Authors: Telescope Array Collaboration
First Author’s Institution: Hakubi Center for Advanced Research and Graduate School of Science, Kyoto University, Sakyo, Kyoto, 606-8502, Japan
Status: Published in Science [closed access]
Cosmic rays: where do they come from? Where do they go?
Cosmic rays are energetic, charged particles (protons or nuclei) that zoom through space at speeds very close to the speed of light. However, it turns out that we don’t know exactly where in space they’re coming from. Because they’re charged, cosmic rays get shot off in all directions by the Milky Way’s magnetic field as well as any other magnetic fields they may encounter on their way to Earth.
We see cosmic rays in our detectors on Earth at all sorts of energies, from GeV to above EeV energies, with the flux (amount per area per time) of cosmic rays dropping off rapidly with energy. This means that cosmic rays at EeV energies (about a million times the energy of the particles accelerated in particle accelerators like the LHC) are extremely rare.
A goddess of a particle
Today’s authors manage to catch one of these elusive EeV cosmic rays using the Telescope Array (TA) in Utah, an huge (300 square miles) array of detectors, designed to catch the highest energy cosmic rays (see Figure 1).
While combing through old data, the authors were surprised to find the highest energy cosmic ray that TA had ever seen, at 240 EeV, named Amaterasu after a sun goddess in Japanese mythology. To put Amaterasu’s energy into a more down-to-Earth context, this is about the energy of a baseball thrown by a professional pitcher. Amaterasu is among the three highest energy particle ever observed, one of which is the Oh-My-God particle, which was discovered in 1991 at 320 EeV. The “Oh-My-God” nickname originated because it was previously thought impossible that particles could reach such high energies.
Cosmic rays collide with the atmosphere and interact with atmospheric particles to make secondary particles, that interact to make more particles, etc., to make showers of particles that eventually hit TA detectors, where their kinetic energy is converted into light in a process called scintillation. The amount of light (which is essentially an energy proxy) produced by these particles is measured by each detector and a map of the particle shower hitting the array can be made (see Figure 2).
Making a cosmic ray treasure map
Although a few EeV cosmic rays have been detected over the years, there’s so much we don’t understand about them. Using the bits of information they know about Amaterasu, today’s authors try to put together these clues to understand the bigger picture of how and where cosmic rays are made. These clues include Amaterasu’s energy, direction, and the fact that it is very likely a charged particle and not a photon.
Because of Amaterasu’s super high energy, the authors are pretty sure that it comes from pretty close by (astronomically speaking, of course!). This is because there’s a cutoff (called the Greisen–Zatsepin–Kuzmin (GZK) limit), which is a way of quantifying the probability that a cosmic ray collides with a cosmic microwave background (CMB) photon on its way to Earth, which naturally will increase with distance. In this collision, the cosmic ray loses a lot of energy, so EeV scale cosmic rays become impossible beyond distances of 50 megaparsecs (or ~160 million light years).
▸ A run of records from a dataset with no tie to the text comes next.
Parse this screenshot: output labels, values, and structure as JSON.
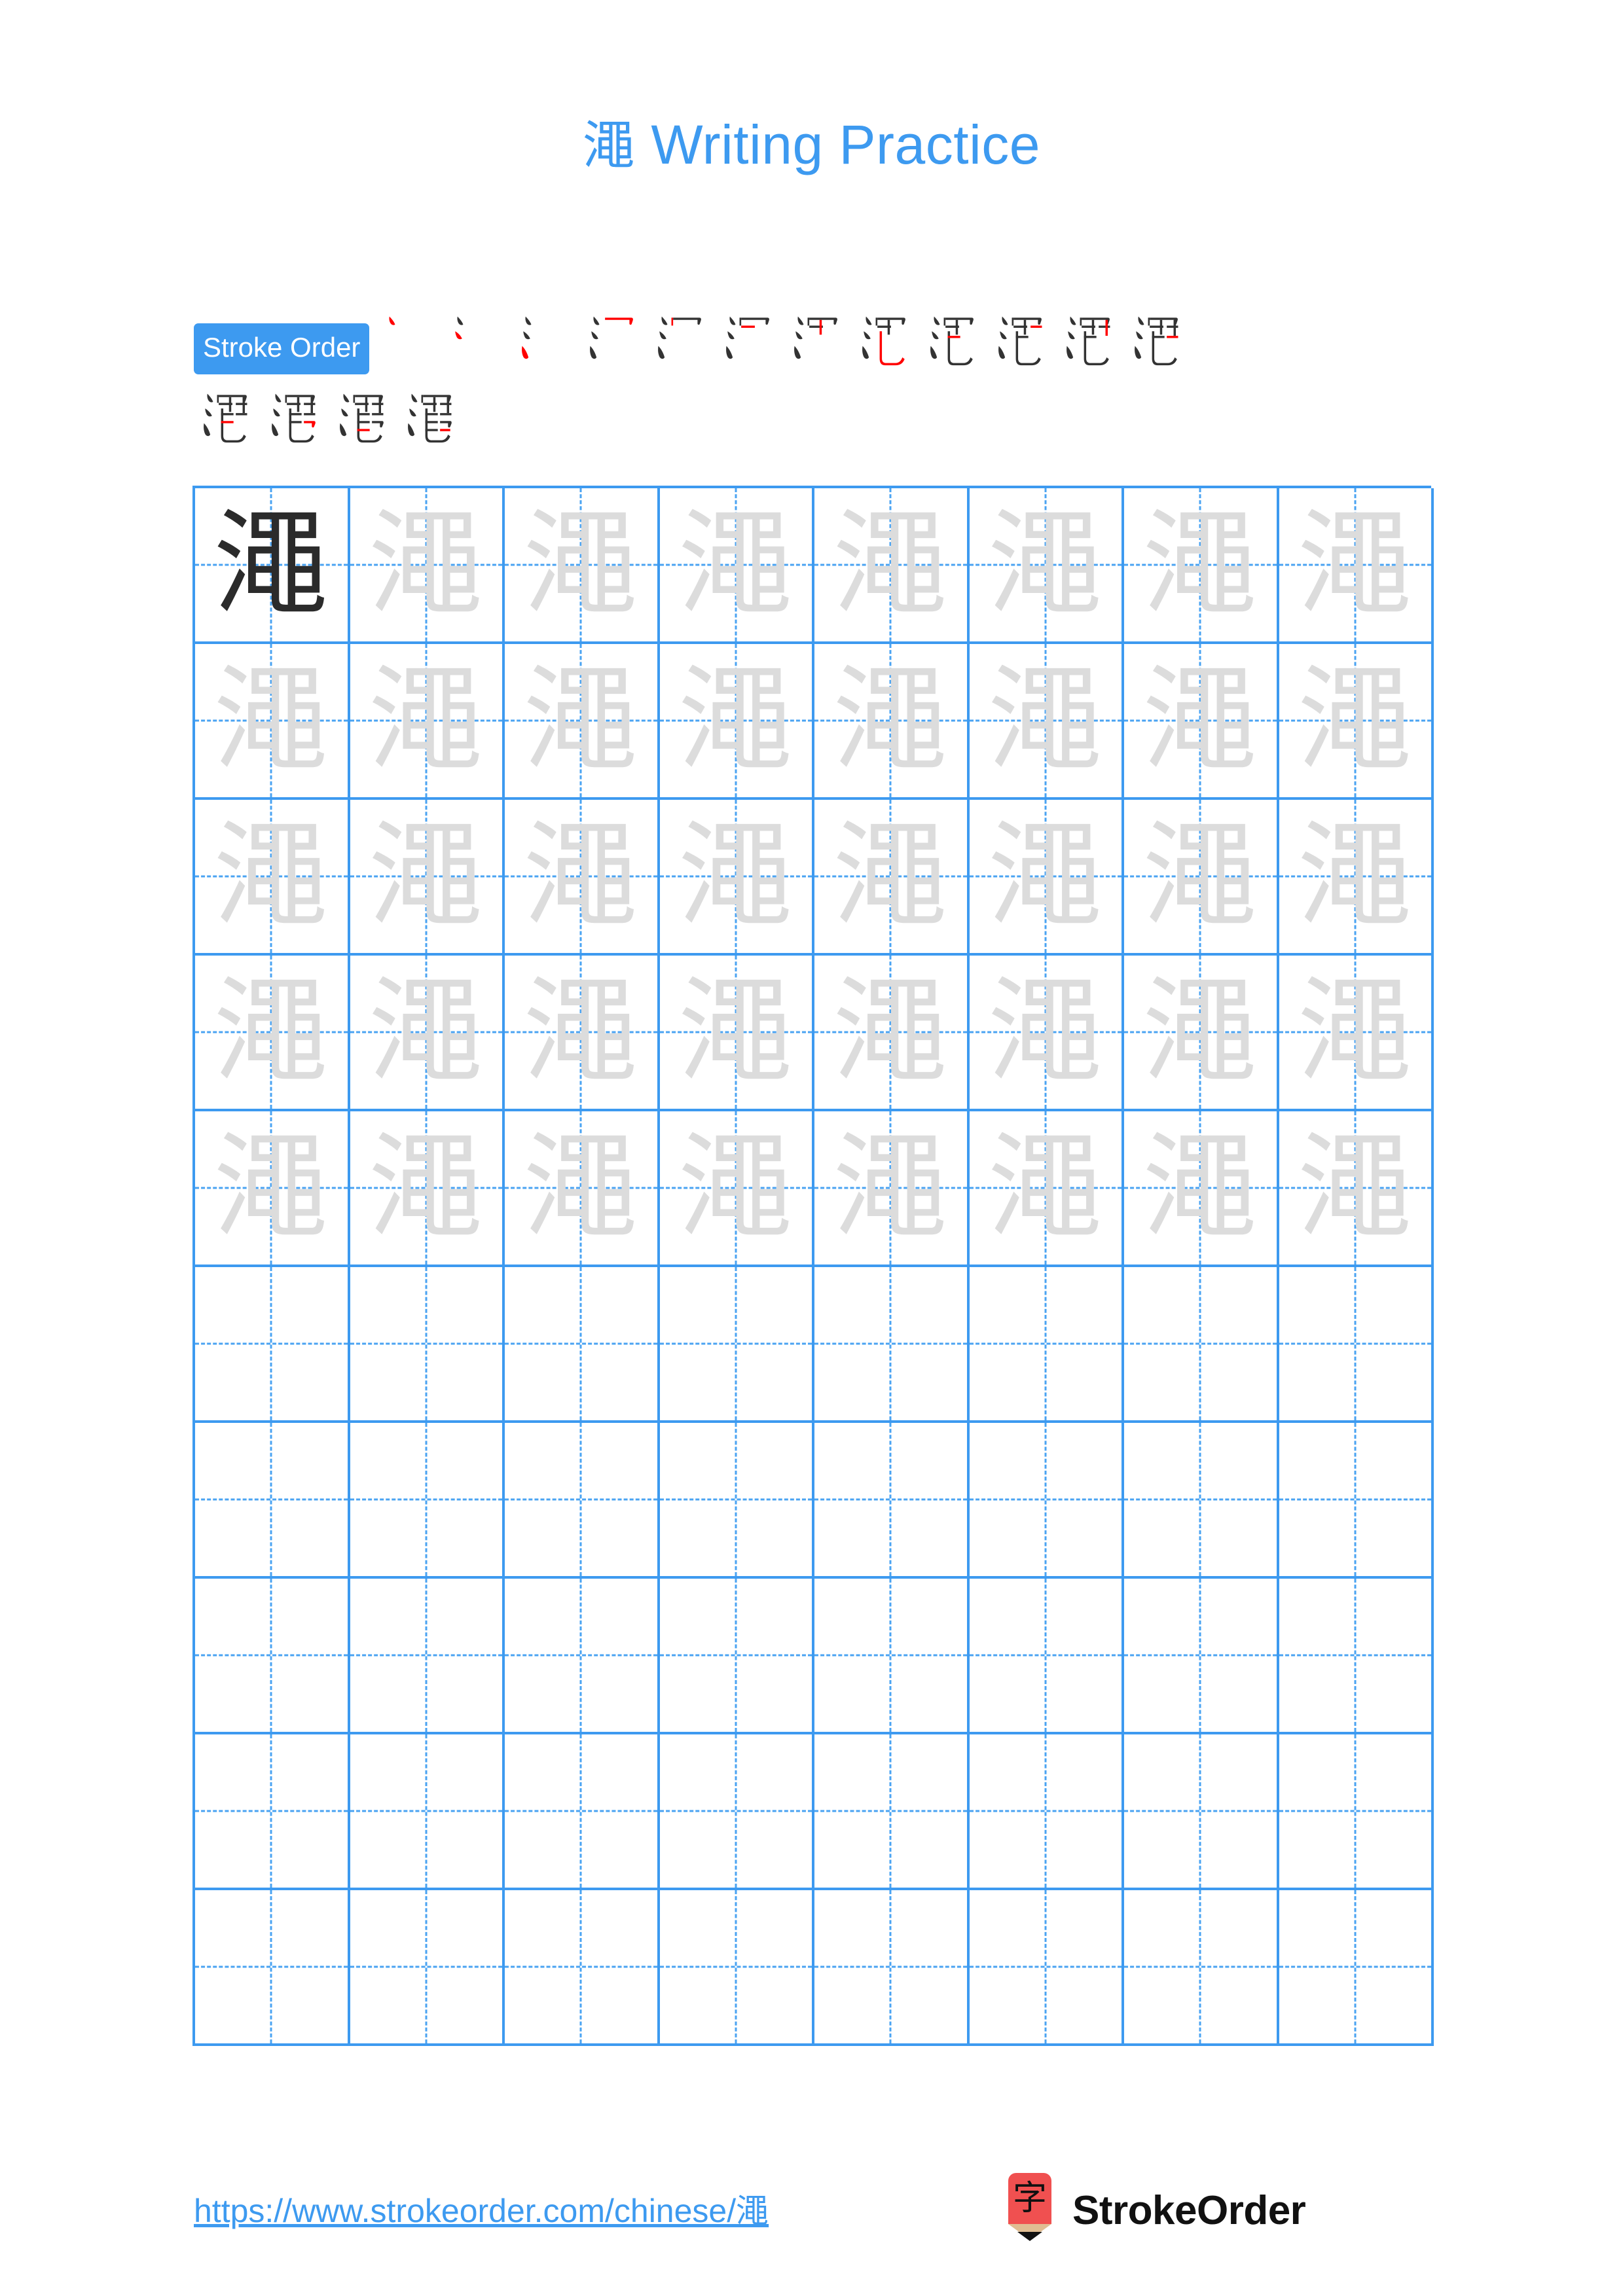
{
  "page": {
    "character": "澠",
    "title_suffix": " Writing Practice",
    "title_full": "澠 Writing Practice"
  },
  "colors": {
    "accent_blue": "#3d9af0",
    "grid_line": "#3d9af0",
    "grid_guide": "#4aa3f2",
    "char_dark": "#2b2b2b",
    "char_faint": "#dcdcdc",
    "stroke_new": "#ff0000",
    "stroke_old": "#333333",
    "logo_red": "#f05050",
    "logo_wood": "#e0bd92",
    "logo_tip": "#111111",
    "page_background": "#ffffff"
  },
  "stroke_order": {
    "badge_label": "Stroke Order",
    "total_strokes": 16,
    "row1_count": 12,
    "row2_count": 4,
    "steps": [
      1,
      2,
      3,
      4,
      5,
      6,
      7,
      8,
      9,
      10,
      11,
      12,
      13,
      14,
      15,
      16
    ]
  },
  "grid": {
    "rows": 10,
    "columns": 8,
    "filled_rows": 5,
    "empty_rows": 5,
    "first_cell_style": "dark",
    "traced_cell_style": "faint",
    "cells": [
      [
        "dark",
        "faint",
        "faint",
        "faint",
        "faint",
        "faint",
        "faint",
        "faint"
      ],
      [
        "faint",
        "faint",
        "faint",
        "faint",
        "faint",
        "faint",
        "faint",
        "faint"
      ],
      [
        "faint",
        "faint",
        "faint",
        "faint",
        "faint",
        "faint",
        "faint",
        "faint"
      ],
      [
        "faint",
        "faint",
        "faint",
        "faint",
        "faint",
        "faint",
        "faint",
        "faint"
      ],
      [
        "faint",
        "faint",
        "faint",
        "faint",
        "faint",
        "faint",
        "faint",
        "faint"
      ],
      [
        "empty",
        "empty",
        "empty",
        "empty",
        "empty",
        "empty",
        "empty",
        "empty"
      ],
      [
        "empty",
        "empty",
        "empty",
        "empty",
        "empty",
        "empty",
        "empty",
        "empty"
      ],
      [
        "empty",
        "empty",
        "empty",
        "empty",
        "empty",
        "empty",
        "empty",
        "empty"
      ],
      [
        "empty",
        "empty",
        "empty",
        "empty",
        "empty",
        "empty",
        "empty",
        "empty"
      ],
      [
        "empty",
        "empty",
        "empty",
        "empty",
        "empty",
        "empty",
        "empty",
        "empty"
      ]
    ]
  },
  "footer": {
    "url": "https://www.strokeorder.com/chinese/澠",
    "brand_name": "StrokeOrder",
    "logo_char": "字",
    "logo_icon": "pencil-icon"
  }
}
They’re also pretty sure they know where Amaterasu comes from! Although most cosmic rays are shot off in all sorts of directions by magnetic fields, Amaterasu has so much kinetic energy that any magnetic forces are somewhat negligible in changing its route and the authors are able to trace it back directly to its source of origin (see Figure 3).
Out of the void, into the inferno
The only issue is that Amaterasu doesn’t seem to come from anywhere. In our local universe, matter seems to be rather clumpy, so there’s regions with a lot of galaxies and there’s regions without a lot of anything, called voids. Amaterasu can be traced back to our Local Void, where there aren’t a lot of things to make and accelerate particles (cosmic rays are thought to be produced in systems like active galactic nuclei; AGNs, or starburst galaxies).
There aren’t any good candidate galaxies at the distance and position of Amaterasu though, which can mean one of two things: either Amaterasu is coming from a galaxy located further away than the GZK limit, meaning that maybe Amaterasu comes from a new type of particle that’s immune to the GZK limit or another scenario that challenges particle physics as we understand it. The second scenario is somewhat less fun but slightly more plausible: maybe Amaterasu was deflected more than the authors thought, which might mean it came from close to the Galactic plane of the Milky Way, where magnetic fields are stronger.
The cosmic ray puzzle continues…
Regardless of how Amaterasu travelled from wherever it originated to the Telescope Array on Earth, it’s brought us some interesting clues about the highest energy particles in the universe. Since cosmic rays at hundreds of EeV are so rare, adding any samples to the collection will help us gain a better understanding of the properties and origins of these particles. With cosmic ray observatories like the Telescope Array, the Pierre Auger Observatory, and others continually collecting data, we hope to someday figure out where cosmic rays come from and how they get accelerated to such high energies!
Astrobite edited by Lucie Rowland
Featured image credit: Openverse